:: PROBLEM TO WORK ON ::
I would like you to output every record below exactly, apart from the pictures.

:: DATA SECTION ::
^^^^

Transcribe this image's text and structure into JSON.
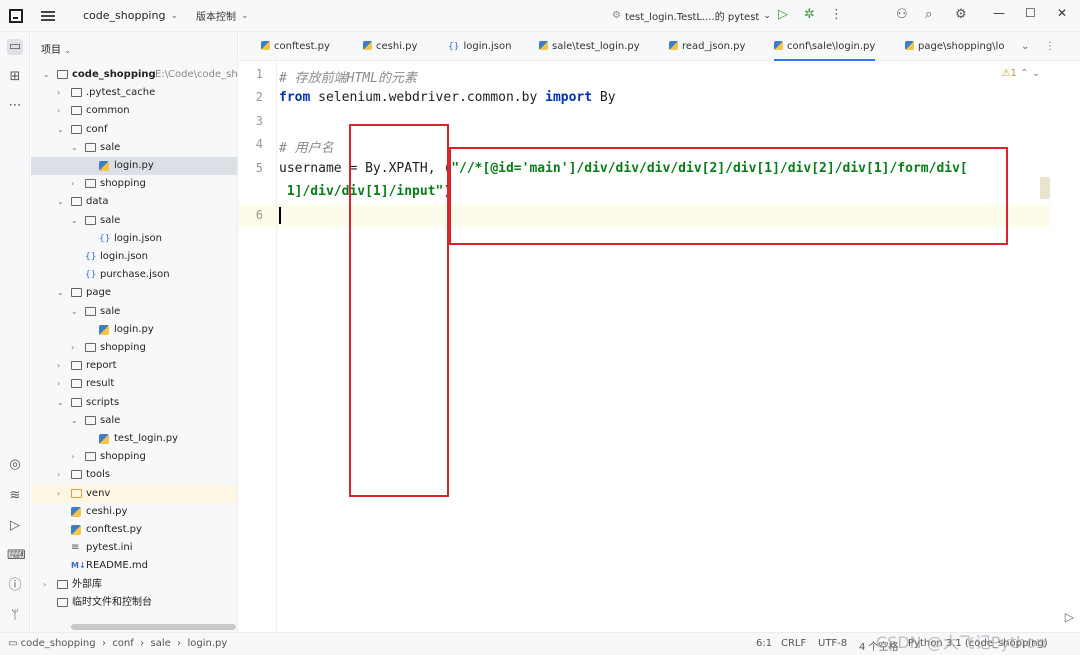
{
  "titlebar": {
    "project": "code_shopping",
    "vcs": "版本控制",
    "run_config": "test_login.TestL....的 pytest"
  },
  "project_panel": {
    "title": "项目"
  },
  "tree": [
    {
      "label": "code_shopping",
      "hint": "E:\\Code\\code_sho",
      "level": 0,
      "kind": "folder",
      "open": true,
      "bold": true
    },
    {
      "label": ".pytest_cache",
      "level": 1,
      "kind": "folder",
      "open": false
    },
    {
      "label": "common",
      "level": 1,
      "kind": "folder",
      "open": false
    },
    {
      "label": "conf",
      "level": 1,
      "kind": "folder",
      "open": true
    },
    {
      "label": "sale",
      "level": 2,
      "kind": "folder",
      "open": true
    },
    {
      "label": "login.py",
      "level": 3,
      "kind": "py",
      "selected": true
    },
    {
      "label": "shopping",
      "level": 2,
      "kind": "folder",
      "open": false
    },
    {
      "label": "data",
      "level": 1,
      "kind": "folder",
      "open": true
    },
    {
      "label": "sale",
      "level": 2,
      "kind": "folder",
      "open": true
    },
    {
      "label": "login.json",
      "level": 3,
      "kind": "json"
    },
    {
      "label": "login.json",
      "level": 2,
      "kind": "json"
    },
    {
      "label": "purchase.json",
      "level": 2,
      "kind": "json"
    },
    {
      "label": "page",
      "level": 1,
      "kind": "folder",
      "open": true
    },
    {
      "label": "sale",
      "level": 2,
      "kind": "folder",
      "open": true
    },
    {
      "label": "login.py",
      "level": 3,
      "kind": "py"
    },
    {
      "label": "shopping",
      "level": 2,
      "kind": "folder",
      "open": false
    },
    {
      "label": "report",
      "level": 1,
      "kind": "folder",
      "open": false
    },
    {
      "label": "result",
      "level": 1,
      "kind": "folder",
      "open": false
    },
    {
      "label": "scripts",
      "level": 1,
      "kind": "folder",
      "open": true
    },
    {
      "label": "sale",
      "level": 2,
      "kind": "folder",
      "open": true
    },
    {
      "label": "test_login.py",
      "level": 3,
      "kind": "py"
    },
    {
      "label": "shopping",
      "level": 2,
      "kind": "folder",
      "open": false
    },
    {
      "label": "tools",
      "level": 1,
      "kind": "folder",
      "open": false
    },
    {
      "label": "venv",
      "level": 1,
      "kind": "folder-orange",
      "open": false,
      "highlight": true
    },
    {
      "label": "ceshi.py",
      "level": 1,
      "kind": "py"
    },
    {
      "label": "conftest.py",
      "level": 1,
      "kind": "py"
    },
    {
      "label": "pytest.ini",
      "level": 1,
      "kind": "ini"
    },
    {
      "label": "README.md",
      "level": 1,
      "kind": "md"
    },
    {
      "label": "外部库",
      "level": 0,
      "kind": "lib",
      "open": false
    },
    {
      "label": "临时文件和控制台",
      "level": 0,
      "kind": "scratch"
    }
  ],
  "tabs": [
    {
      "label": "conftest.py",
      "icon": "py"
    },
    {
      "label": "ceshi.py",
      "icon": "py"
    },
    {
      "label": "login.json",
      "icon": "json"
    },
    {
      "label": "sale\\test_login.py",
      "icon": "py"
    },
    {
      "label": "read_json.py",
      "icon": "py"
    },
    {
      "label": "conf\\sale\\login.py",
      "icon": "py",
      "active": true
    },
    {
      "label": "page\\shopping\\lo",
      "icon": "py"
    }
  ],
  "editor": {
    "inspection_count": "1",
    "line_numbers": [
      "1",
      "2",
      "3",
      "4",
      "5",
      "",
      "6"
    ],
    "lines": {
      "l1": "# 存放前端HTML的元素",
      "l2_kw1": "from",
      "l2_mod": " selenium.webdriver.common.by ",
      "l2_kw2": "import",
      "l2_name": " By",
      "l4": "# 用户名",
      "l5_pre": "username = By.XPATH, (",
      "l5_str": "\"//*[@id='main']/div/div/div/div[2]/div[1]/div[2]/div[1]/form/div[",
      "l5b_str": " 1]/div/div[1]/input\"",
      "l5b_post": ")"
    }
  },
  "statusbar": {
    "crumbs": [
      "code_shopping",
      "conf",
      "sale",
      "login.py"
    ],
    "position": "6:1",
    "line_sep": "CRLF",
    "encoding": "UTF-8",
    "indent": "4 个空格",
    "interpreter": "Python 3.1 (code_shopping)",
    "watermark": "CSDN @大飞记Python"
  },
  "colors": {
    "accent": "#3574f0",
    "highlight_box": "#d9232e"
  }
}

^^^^

:: SOLUTION TO THE PROBLEM ::
Transcribe this image's text and structure into JSON.
{
  "titlebar": {
    "project": "code_shopping",
    "vcs": "版本控制",
    "run_config": "test_login.TestL....的 pytest"
  },
  "project_panel": {
    "title": "项目"
  },
  "tree": [
    {
      "label": "code_shopping",
      "hint": "E:\\Code\\code_sho",
      "level": 0,
      "kind": "folder",
      "open": true,
      "bold": true
    },
    {
      "label": ".pytest_cache",
      "level": 1,
      "kind": "folder",
      "open": false
    },
    {
      "label": "common",
      "level": 1,
      "kind": "folder",
      "open": false
    },
    {
      "label": "conf",
      "level": 1,
      "kind": "folder",
      "open": true
    },
    {
      "label": "sale",
      "level": 2,
      "kind": "folder",
      "open": true
    },
    {
      "label": "login.py",
      "level": 3,
      "kind": "py",
      "selected": true
    },
    {
      "label": "shopping",
      "level": 2,
      "kind": "folder",
      "open": false
    },
    {
      "label": "data",
      "level": 1,
      "kind": "folder",
      "open": true
    },
    {
      "label": "sale",
      "level": 2,
      "kind": "folder",
      "open": true
    },
    {
      "label": "login.json",
      "level": 3,
      "kind": "json"
    },
    {
      "label": "login.json",
      "level": 2,
      "kind": "json"
    },
    {
      "label": "purchase.json",
      "level": 2,
      "kind": "json"
    },
    {
      "label": "page",
      "level": 1,
      "kind": "folder",
      "open": true
    },
    {
      "label": "sale",
      "level": 2,
      "kind": "folder",
      "open": true
    },
    {
      "label": "login.py",
      "level": 3,
      "kind": "py"
    },
    {
      "label": "shopping",
      "level": 2,
      "kind": "folder",
      "open": false
    },
    {
      "label": "report",
      "level": 1,
      "kind": "folder",
      "open": false
    },
    {
      "label": "result",
      "level": 1,
      "kind": "folder",
      "open": false
    },
    {
      "label": "scripts",
      "level": 1,
      "kind": "folder",
      "open": true
    },
    {
      "label": "sale",
      "level": 2,
      "kind": "folder",
      "open": true
    },
    {
      "label": "test_login.py",
      "level": 3,
      "kind": "py"
    },
    {
      "label": "shopping",
      "level": 2,
      "kind": "folder",
      "open": false
    },
    {
      "label": "tools",
      "level": 1,
      "kind": "folder",
      "open": false
    },
    {
      "label": "venv",
      "level": 1,
      "kind": "folder-orange",
      "open": false,
      "highlight": true
    },
    {
      "label": "ceshi.py",
      "level": 1,
      "kind": "py"
    },
    {
      "label": "conftest.py",
      "level": 1,
      "kind": "py"
    },
    {
      "label": "pytest.ini",
      "level": 1,
      "kind": "ini"
    },
    {
      "label": "README.md",
      "level": 1,
      "kind": "md"
    },
    {
      "label": "外部库",
      "level": 0,
      "kind": "lib",
      "open": false
    },
    {
      "label": "临时文件和控制台",
      "level": 0,
      "kind": "scratch"
    }
  ],
  "tabs": [
    {
      "label": "conftest.py",
      "icon": "py"
    },
    {
      "label": "ceshi.py",
      "icon": "py"
    },
    {
      "label": "login.json",
      "icon": "json"
    },
    {
      "label": "sale\\test_login.py",
      "icon": "py"
    },
    {
      "label": "read_json.py",
      "icon": "py"
    },
    {
      "label": "conf\\sale\\login.py",
      "icon": "py",
      "active": true
    },
    {
      "label": "page\\shopping\\lo",
      "icon": "py"
    }
  ],
  "editor": {
    "inspection_count": "1",
    "line_numbers": [
      "1",
      "2",
      "3",
      "4",
      "5",
      "",
      "6"
    ],
    "lines": {
      "l1": "# 存放前端HTML的元素",
      "l2_kw1": "from",
      "l2_mod": " selenium.webdriver.common.by ",
      "l2_kw2": "import",
      "l2_name": " By",
      "l4": "# 用户名",
      "l5_pre": "username = By.XPATH, (",
      "l5_str": "\"//*[@id='main']/div/div/div/div[2]/div[1]/div[2]/div[1]/form/div[",
      "l5b_str": " 1]/div/div[1]/input\"",
      "l5b_post": ")"
    }
  },
  "statusbar": {
    "crumbs": [
      "code_shopping",
      "conf",
      "sale",
      "login.py"
    ],
    "position": "6:1",
    "line_sep": "CRLF",
    "encoding": "UTF-8",
    "indent": "4 个空格",
    "interpreter": "Python 3.1 (code_shopping)",
    "watermark": "CSDN @大飞记Python"
  },
  "colors": {
    "accent": "#3574f0",
    "highlight_box": "#d9232e"
  }
}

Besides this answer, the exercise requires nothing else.